1. Offer them choices.
Providing students with more choices can be a great motivator in the artmaking process. When students have choices and options it can give them a sense of control and power over the situation leaving them more confident to approach the project. With more options comes more opportunities for “right answers” and reduces the pressure to “do it right.” Choices in the artmaking process might include materials, subject matter, size, style, composition, etc. On the other side of the spectrum, too much choice can sometimes leave students floundering with no direction. One solution can be providing your students with a choice board to help in the planning process.
2. Make it relevant.
As you know, it’s tough to stay engaged in a professional development session that has little to do with the art room. Students need to find relevance and purpose within the art curriculum in the same way. Take time to reflect on why you believe it’s critical for students to learn art during this time. Here are some guiding questions to help you process:
- What are your students currently experiencing in their homes and community?
- What do your students care about right now?
- Which art project(s) can help students express their thoughts and feelings?
- What artists and images show art reflecting the times?
As you review your responses, think about how you can reshape your curriculum to intentionally target the role art can play in current times. Help your students see that art can be a productive way to cope during a difficult time. Some students might find making art helpful as a vehicle to process and express themselves, while other students might enjoy getting lost in the making process and allowing themselves to disconnect from their reality for a short time.
3. Make it fun!
With new restrictions in the classroom or the confines of online learning, sometimes students are just looking to have some fun in a new way. Positive learning experiences that spark joy can keep students coming back wanting to learn more. Think about what your students would enjoy or consider soliciting their ideas. Changing up the routine can also create a positive response and re-engage some students. Some ideas could include:
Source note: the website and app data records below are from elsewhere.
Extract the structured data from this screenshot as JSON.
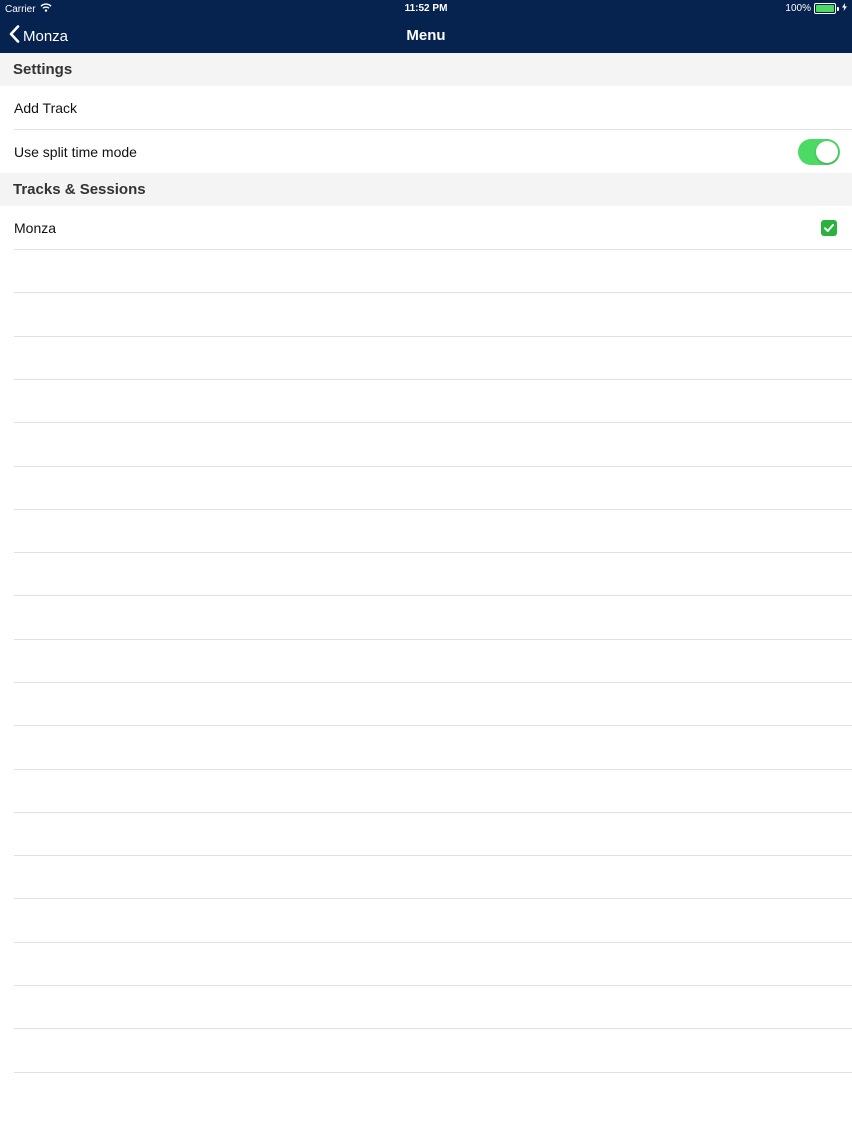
{
  "status_bar": {
    "carrier": "Carrier",
    "time": "11:52 PM",
    "battery": "100%",
    "battery_color": "#4cd964"
  },
  "nav": {
    "back_label": "Monza",
    "title": "Menu",
    "bar_color": "#06224f"
  },
  "sections": {
    "settings": {
      "header": "Settings",
      "add_track": "Add Track",
      "split_mode": {
        "label": "Use split time mode",
        "enabled": true
      }
    },
    "tracks": {
      "header": "Tracks & Sessions",
      "items": [
        {
          "label": "Monza",
          "checked": true
        }
      ]
    }
  },
  "colors": {
    "toggle_on": "#4cd964",
    "check": "#29b33e"
  },
  "icons": [
    "wifi-icon",
    "battery-icon",
    "charging-bolt-icon",
    "chevron-left-icon",
    "checkmark-icon"
  ]
}
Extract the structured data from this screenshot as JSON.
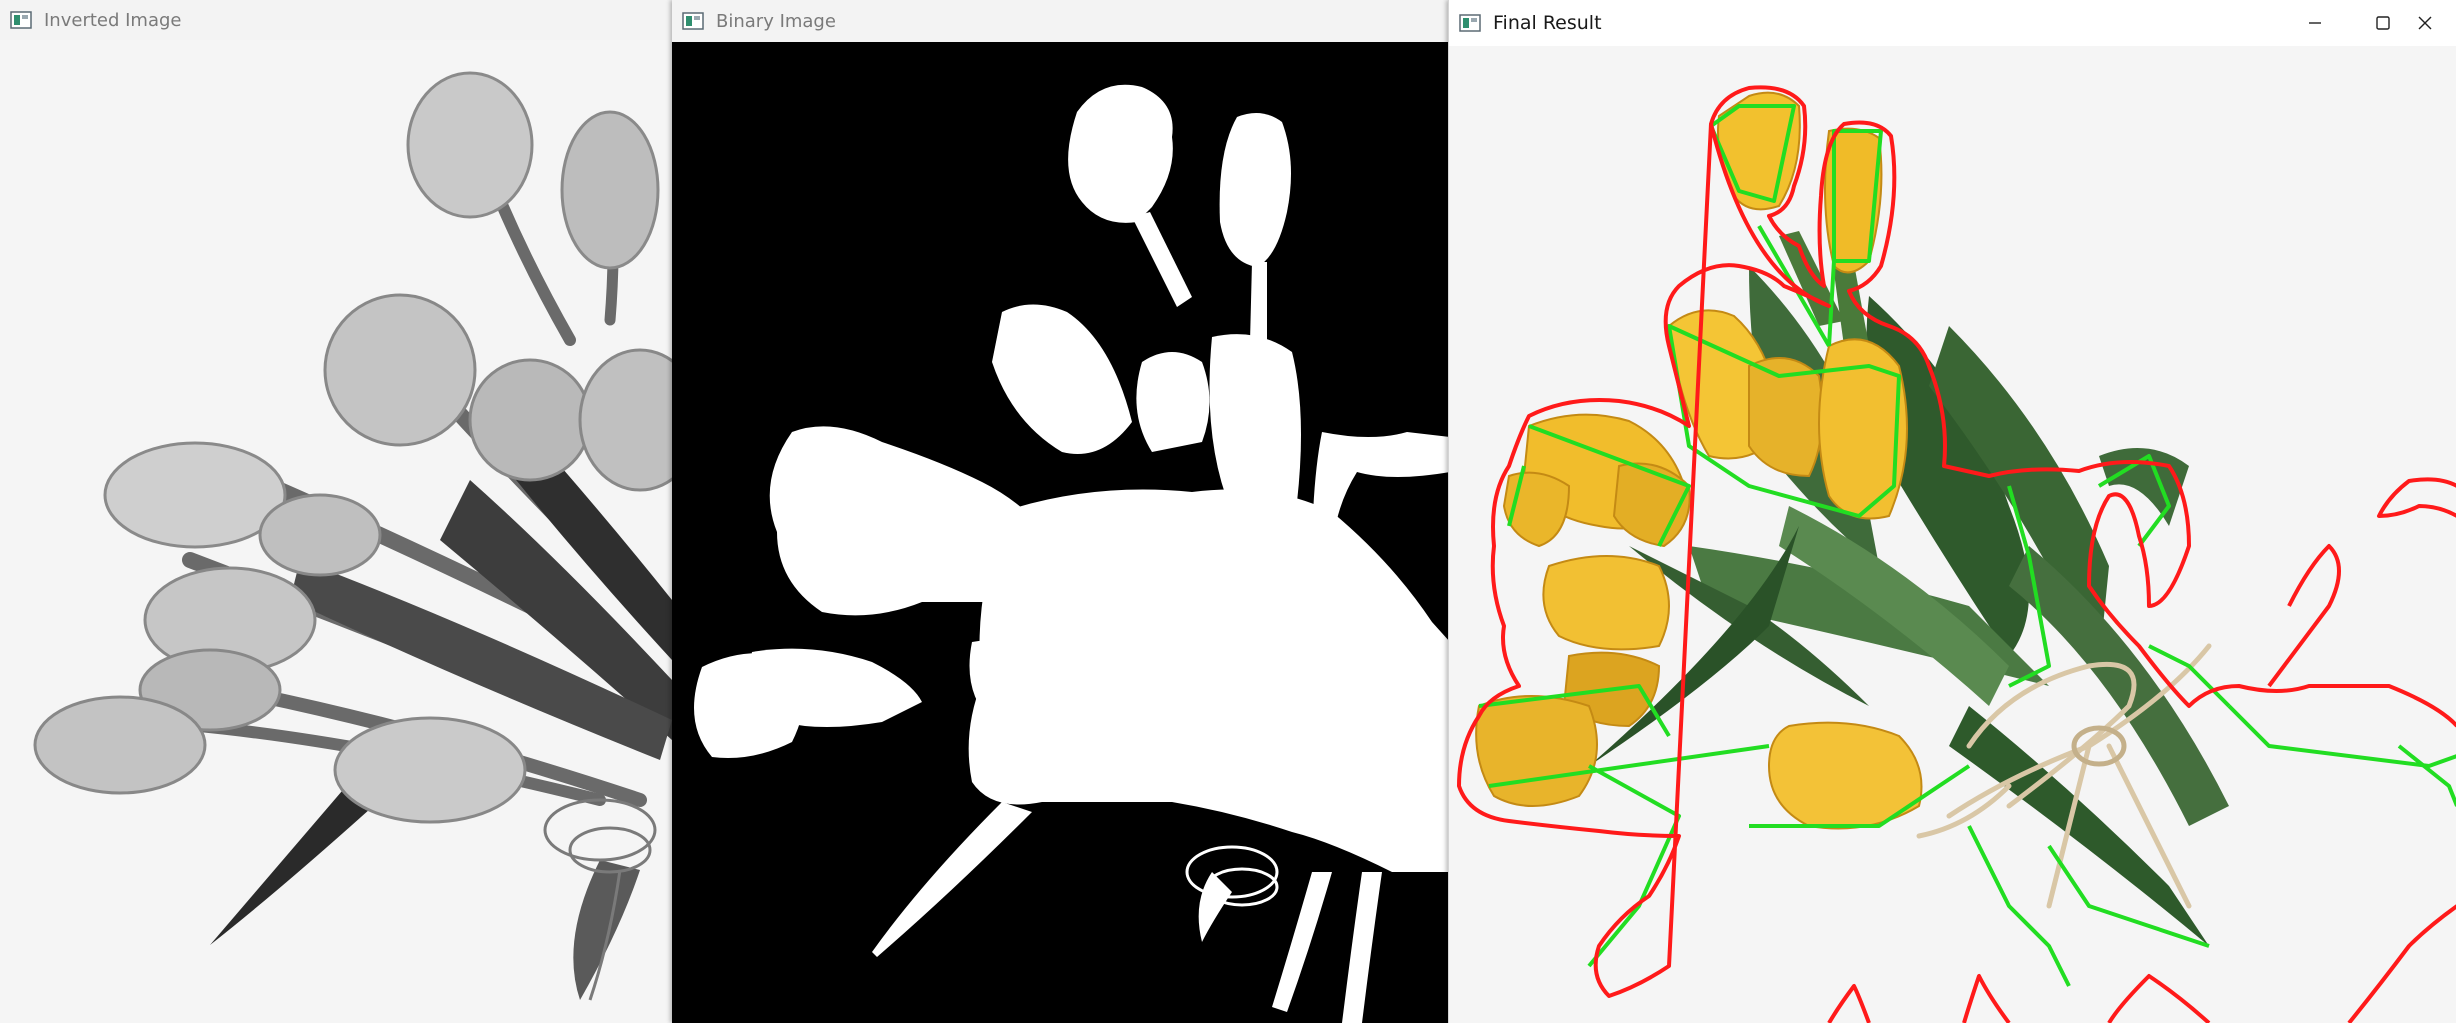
{
  "windows": {
    "inverted": {
      "title": "Inverted Image",
      "icon": "opencv-window-icon"
    },
    "binary": {
      "title": "Binary Image",
      "icon": "opencv-window-icon"
    },
    "final": {
      "title": "Final Result",
      "icon": "opencv-window-icon",
      "controls": [
        "minimize-icon",
        "maximize-icon",
        "close-icon"
      ]
    }
  },
  "colors": {
    "contour": "#ff1a1a",
    "hull": "#22dd22",
    "petal_yellow": "#f2c12e",
    "leaf_green": "#3f6b3a",
    "bow_twine": "#d9c7a6",
    "binary_fg": "#ffffff",
    "binary_bg": "#000000"
  }
}
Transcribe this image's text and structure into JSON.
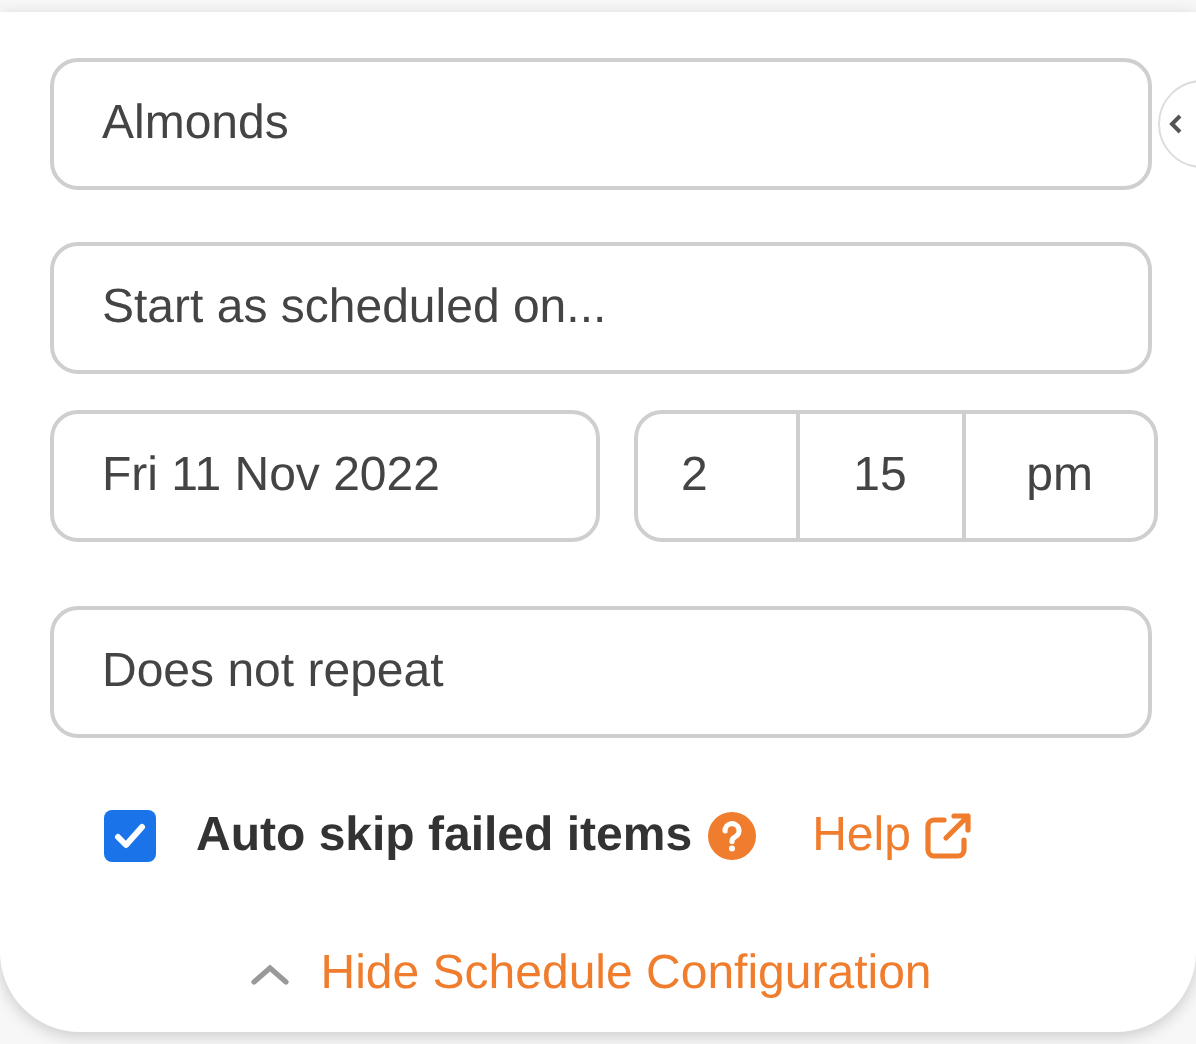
{
  "recipe_field": {
    "value": "Almonds"
  },
  "start_field": {
    "value": "Start as scheduled on..."
  },
  "date_field": {
    "value": "Fri 11 Nov 2022"
  },
  "time": {
    "hour": "2",
    "minute": "15",
    "period": "pm"
  },
  "repeat_field": {
    "value": "Does not repeat"
  },
  "auto_skip": {
    "label": "Auto skip failed items",
    "checked": true
  },
  "help_link": {
    "label": "Help"
  },
  "toggle_link": {
    "label": "Hide Schedule Configuration",
    "expanded": true
  }
}
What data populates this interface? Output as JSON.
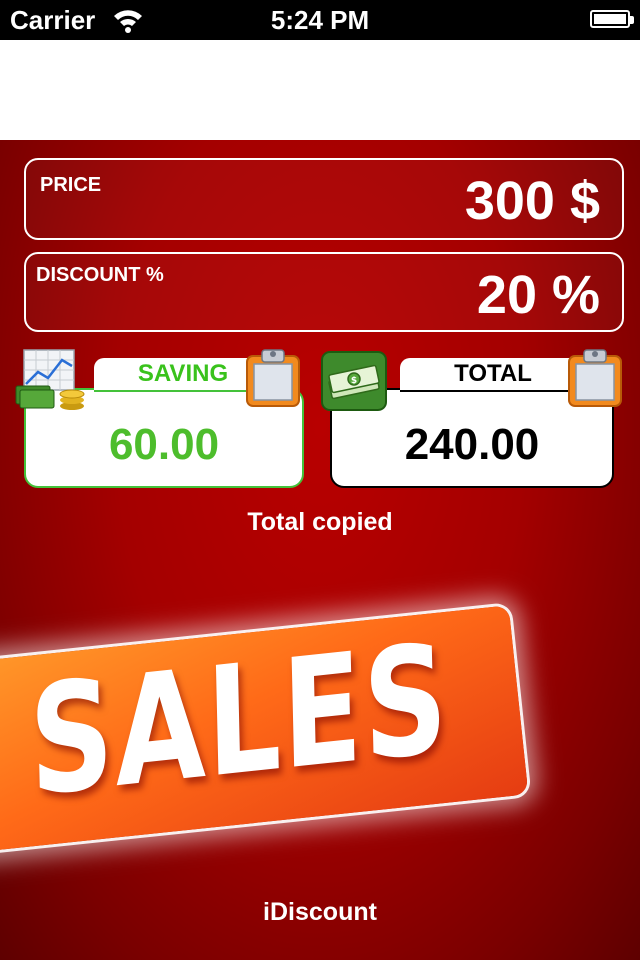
{
  "status_bar": {
    "carrier": "Carrier",
    "time": "5:24 PM"
  },
  "fields": {
    "price_label": "PRICE",
    "price_value": "300 $",
    "discount_label": "DISCOUNT %",
    "discount_value": "20 %"
  },
  "results": {
    "saving_label": "SAVING",
    "saving_value": "60.00",
    "total_label": "TOTAL",
    "total_value": "240.00"
  },
  "status_message": "Total copied",
  "banner_text": "SALES",
  "app_name": "iDiscount",
  "colors": {
    "background_red": "#a40000",
    "saving_green": "#4dbd2c",
    "banner_orange": "#ff7a1e"
  },
  "icons": [
    "wifi-icon",
    "battery-icon",
    "chart-coins-icon",
    "money-stack-icon",
    "clipboard-icon"
  ]
}
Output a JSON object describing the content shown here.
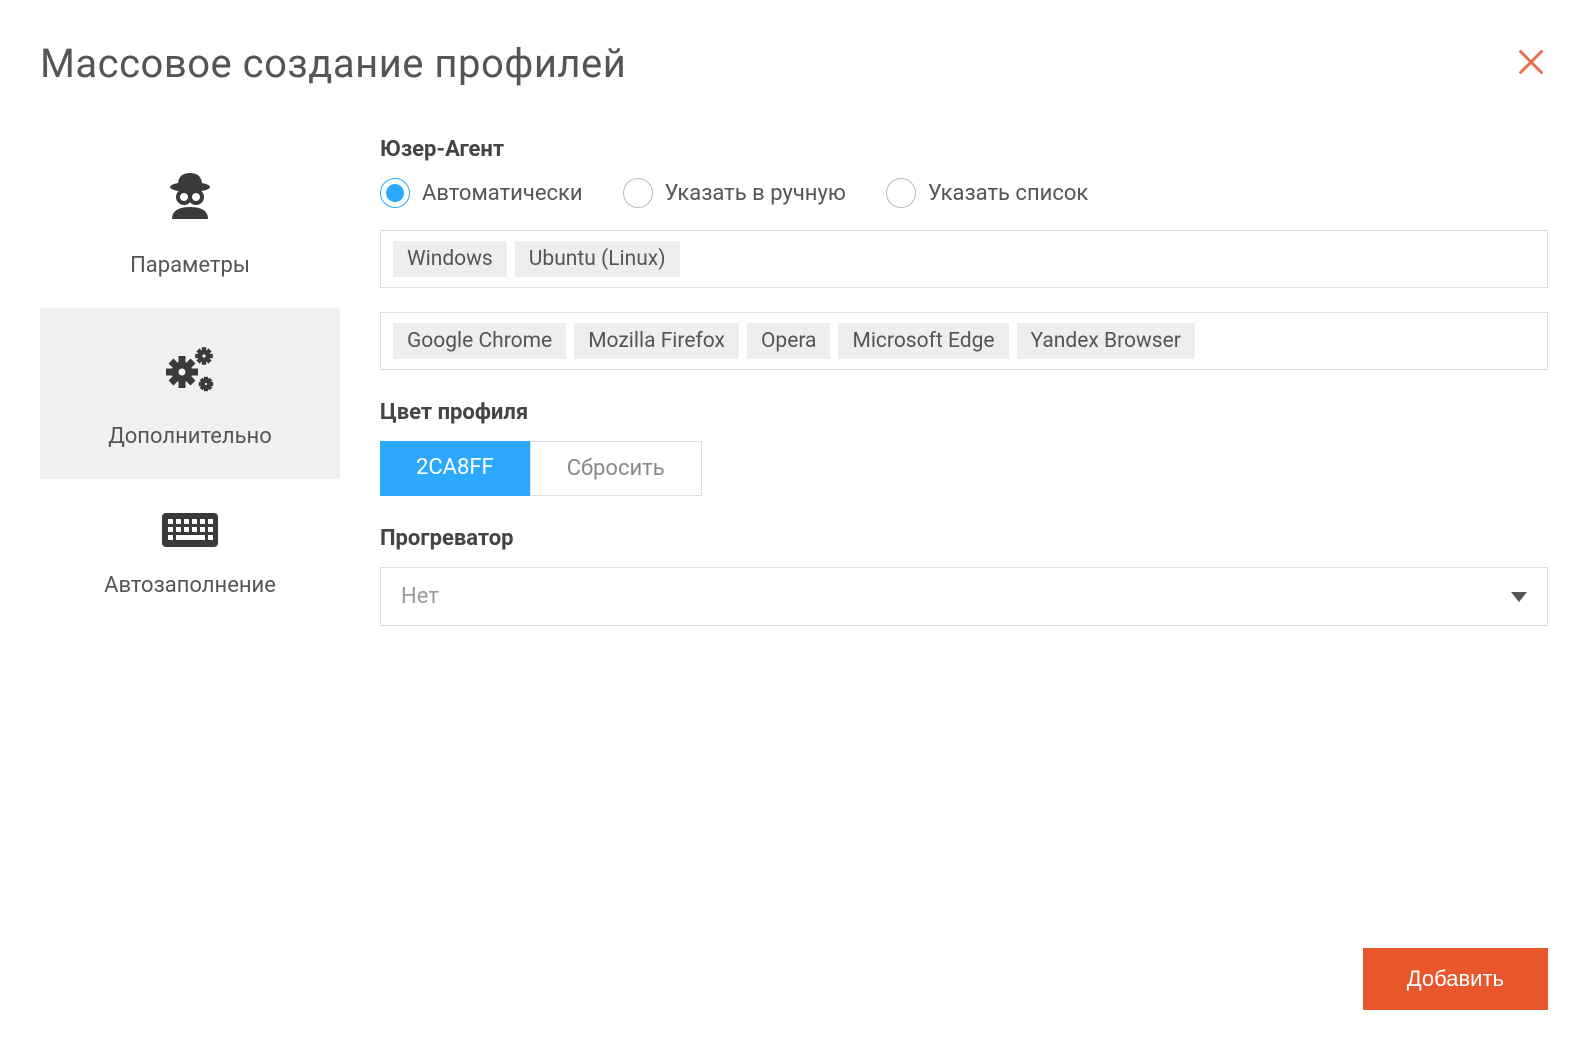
{
  "header": {
    "title": "Массовое создание профилей"
  },
  "sidebar": {
    "items": [
      {
        "label": "Параметры"
      },
      {
        "label": "Дополнительно"
      },
      {
        "label": "Автозаполнение"
      }
    ]
  },
  "user_agent": {
    "title": "Юзер-Агент",
    "options": [
      {
        "label": "Автоматически",
        "selected": true
      },
      {
        "label": "Указать в ручную",
        "selected": false
      },
      {
        "label": "Указать список",
        "selected": false
      }
    ],
    "os_tags": [
      "Windows",
      "Ubuntu (Linux)"
    ],
    "browser_tags": [
      "Google Chrome",
      "Mozilla Firefox",
      "Opera",
      "Microsoft Edge",
      "Yandex Browser"
    ]
  },
  "profile_color": {
    "title": "Цвет профиля",
    "value": "2CA8FF",
    "reset_label": "Сбросить",
    "color_hex": "#2ca8ff"
  },
  "warmer": {
    "title": "Прогреватор",
    "selected": "Нет"
  },
  "footer": {
    "add_label": "Добавить"
  },
  "colors": {
    "accent_blue": "#2ca8ff",
    "accent_orange": "#e8572c",
    "close_icon": "#ec6a4c"
  }
}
- Using a program like Book Creator to create a story with student art can be a unique experience and a fun way to see their art exhibited
- Get your students away from the screens by challenging them to go somewhere else and sketch what they see before returning to show the class.
- Art scavenger hunts around their home can be an active way to promote movement and hone their artistic eye.
- Create opportunities to virtually visit museums or galleries.
- Arrange to video chat with a guest artist.
4. Create opportunities for collaboration.
While critiquing and brainstorming can be a shared experience, making art is often very individualistic. When a student succeeds or fails, the ripple effect on the class is often minimal, but you might find students respond differently when their classmates are relying on them to contribute. Designing a lesson where students create together can motivate students to try their best. If you’re concerned about some students doing all of the work, think about how you can assign roles or control what each student needs to contribute.
For example, groups of students could create a shared grid drawing and each student could contribute the same number of pieces. You can also create momentum by incorporating a quantifiable element like the group working toward a number of images. Keeping scores or tallies are also strong motivators in group settings.
5. Support students’ social-emotional needs.
Some of your students might be struggling and their social-emotional needs come before artmaking. Show your support for students by acknowledging and noticing their efforts and presence in class. Check-in with students to see where they are and to continue building a positive relationship. If you have concerns, check with your school about how to proceed.
This might involve contacting a colleague and/or the family. Students will do a lot for a teacher they know cares about them, and your efforts might be what they need to stay connected to the school.
As the school year continues to roll on, some of your students might be feeling the impacts of missed opportunities and experiences. Learning in a new environment might be wearing on them and making it more challenging to stay focused and committed to their schooling. Think about how you can meet students where they are by changing your approach to teaching the curriculum. Hopefully, you can deliver the current they need to reinvigorate their spirit and re-engage them as a learner and artist.
What do your students need right now?
What project always gets students excited?
Magazine articles and podcasts are opinions of professional education contributors and do not necessarily represent the position of the Art of Education University (AOEU) or its academic offerings. Contributors use terms in the way they are most often talked about in the scope of their educational experiences.